Working at BC Law’s Admissions Office I often hear from prospective or accepted students who are wondering about whether they can work during the school year while attending BC Law. I remember when I was getting ready to go to law school I thought I would try to work my first year. I worked all throughout undergrad, so I expected that it would be the same in the law school. After starting 1L year, however, I realized that there were a number of reasons to hold off and wait for my second year before getting a part-time job.
Most importantly, something I didn’t know before I got to law school is that students are highly discouraged from working during their 1L year. I think there may be an ABA rule about this but I’m not completely sure. In any case, you’ll be adjusting to a new way of learning and studying and it is best to devote yourself to your classes. I know a few students who have quietly worked a few hours a week at service industry jobs they had before school, or gotten a cushy job at the library, but the general consensus is that it is wise to steer clear of working during 1L year. Your grades during this year are extremely important so it is best to hunker down with the books and use your time outside of the library to get to know your new classmates.
Having gone to college in southern California and grown up in the Pacific Northwest people often ask me how I’m adjusting to the weather in Boston. While it can be hard to beat year-round access to an outdoor pool (thank you Scripps College) I’ve held up just fine in the New England. I love seeing the seasons change, and after some extensive Amazon shopping for new cold weather accessories I can honestly say that I look forward to the winter time here. The cold and snow can actually be kind of fun- especially when we get a snow day!
The snow-covered streets of Cleveland Circle in 2013.
When I was looking at law schools a few years ago one of the thing I wondered about the most was what day to day life would be like at the different schools I was was considering. I couldn’t be happier that I ended up at BC, and after two and a half years here Boston is really starting to feel like home. Part of what makes the BC experience so enjoyable is the community here and the opportunity to explore Boston with classmates.

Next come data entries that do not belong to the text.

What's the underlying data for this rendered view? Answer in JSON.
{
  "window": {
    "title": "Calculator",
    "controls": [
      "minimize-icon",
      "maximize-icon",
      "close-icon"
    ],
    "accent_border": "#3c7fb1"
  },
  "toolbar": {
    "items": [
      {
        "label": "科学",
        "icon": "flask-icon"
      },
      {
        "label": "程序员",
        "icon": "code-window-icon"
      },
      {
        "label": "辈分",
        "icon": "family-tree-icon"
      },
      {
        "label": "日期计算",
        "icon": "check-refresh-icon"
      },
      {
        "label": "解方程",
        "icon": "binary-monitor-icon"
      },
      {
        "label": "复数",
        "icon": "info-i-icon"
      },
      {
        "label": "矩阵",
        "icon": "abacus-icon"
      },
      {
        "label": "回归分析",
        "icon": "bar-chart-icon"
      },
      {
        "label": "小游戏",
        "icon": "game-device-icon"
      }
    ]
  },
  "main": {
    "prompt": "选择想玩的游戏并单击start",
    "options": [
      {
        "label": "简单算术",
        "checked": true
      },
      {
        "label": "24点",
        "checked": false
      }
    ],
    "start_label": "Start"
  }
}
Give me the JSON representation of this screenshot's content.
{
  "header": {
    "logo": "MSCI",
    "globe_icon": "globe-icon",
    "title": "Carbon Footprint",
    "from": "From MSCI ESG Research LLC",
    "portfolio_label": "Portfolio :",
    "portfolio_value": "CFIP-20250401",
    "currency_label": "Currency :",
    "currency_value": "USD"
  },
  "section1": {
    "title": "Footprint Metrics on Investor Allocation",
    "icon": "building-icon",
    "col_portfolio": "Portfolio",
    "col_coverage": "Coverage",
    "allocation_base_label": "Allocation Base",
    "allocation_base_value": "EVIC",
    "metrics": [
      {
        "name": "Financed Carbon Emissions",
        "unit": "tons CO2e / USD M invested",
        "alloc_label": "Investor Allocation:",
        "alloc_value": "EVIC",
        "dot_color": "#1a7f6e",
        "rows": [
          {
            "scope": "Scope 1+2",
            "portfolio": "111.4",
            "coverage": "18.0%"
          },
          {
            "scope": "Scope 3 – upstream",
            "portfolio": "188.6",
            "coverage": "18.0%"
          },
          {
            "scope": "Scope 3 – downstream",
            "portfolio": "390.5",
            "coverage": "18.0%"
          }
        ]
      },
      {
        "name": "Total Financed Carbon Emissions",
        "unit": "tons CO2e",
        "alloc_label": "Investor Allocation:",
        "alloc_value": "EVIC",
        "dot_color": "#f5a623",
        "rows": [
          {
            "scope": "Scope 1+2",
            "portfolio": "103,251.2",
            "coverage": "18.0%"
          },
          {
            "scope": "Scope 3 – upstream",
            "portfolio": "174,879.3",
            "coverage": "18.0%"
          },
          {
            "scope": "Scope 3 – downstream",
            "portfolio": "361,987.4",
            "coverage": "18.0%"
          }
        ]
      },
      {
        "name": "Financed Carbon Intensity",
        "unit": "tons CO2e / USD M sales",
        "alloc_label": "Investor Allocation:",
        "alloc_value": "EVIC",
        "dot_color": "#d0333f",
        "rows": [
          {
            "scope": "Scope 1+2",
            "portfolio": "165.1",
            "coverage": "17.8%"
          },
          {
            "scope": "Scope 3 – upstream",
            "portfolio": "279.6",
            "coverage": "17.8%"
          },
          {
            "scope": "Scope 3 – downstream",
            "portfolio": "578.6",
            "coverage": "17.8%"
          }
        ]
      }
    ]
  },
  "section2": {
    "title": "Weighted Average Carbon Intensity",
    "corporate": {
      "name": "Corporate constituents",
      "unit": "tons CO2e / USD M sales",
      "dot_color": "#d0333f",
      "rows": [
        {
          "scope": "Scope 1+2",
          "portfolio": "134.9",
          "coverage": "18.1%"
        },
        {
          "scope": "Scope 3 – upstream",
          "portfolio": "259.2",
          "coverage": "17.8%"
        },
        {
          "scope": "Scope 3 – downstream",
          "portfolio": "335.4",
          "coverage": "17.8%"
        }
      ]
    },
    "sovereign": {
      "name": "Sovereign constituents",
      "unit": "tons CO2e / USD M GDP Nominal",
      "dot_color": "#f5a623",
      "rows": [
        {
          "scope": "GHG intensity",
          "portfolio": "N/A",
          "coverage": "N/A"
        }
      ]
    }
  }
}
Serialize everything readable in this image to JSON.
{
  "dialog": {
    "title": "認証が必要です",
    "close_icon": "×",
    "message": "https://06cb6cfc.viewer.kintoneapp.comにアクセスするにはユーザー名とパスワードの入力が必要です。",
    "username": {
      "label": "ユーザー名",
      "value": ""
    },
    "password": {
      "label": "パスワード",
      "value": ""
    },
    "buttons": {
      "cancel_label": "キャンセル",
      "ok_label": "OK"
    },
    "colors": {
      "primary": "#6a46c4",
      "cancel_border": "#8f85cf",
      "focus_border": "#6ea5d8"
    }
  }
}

I’ll be writing about student life in general, including a variety of favorite activities in and around Boston. To start out with here is a little run down of favorite BC Law spots in Cleveland Circle.
Cleveland Circle is where a majority of BC Law students end up living, and it is perfectly situated between school and jobs downtown. I love living here because I feel like all of my friends are only a five minute walk away, which comes in handy when you need to catch a ride to school!
The reservoir is one of my favorite parts about living in Cleveland Circle. In between Cleveland Circle itself and BC’s main campus is an old reservoir that the city turned into a park. The mile and a half loop is perfect for jogging in good weather and the views of the main campus and downtown Boston can’t be beat. When I need some exercise or just a little relaxation time the reservoir is my favorite place to go.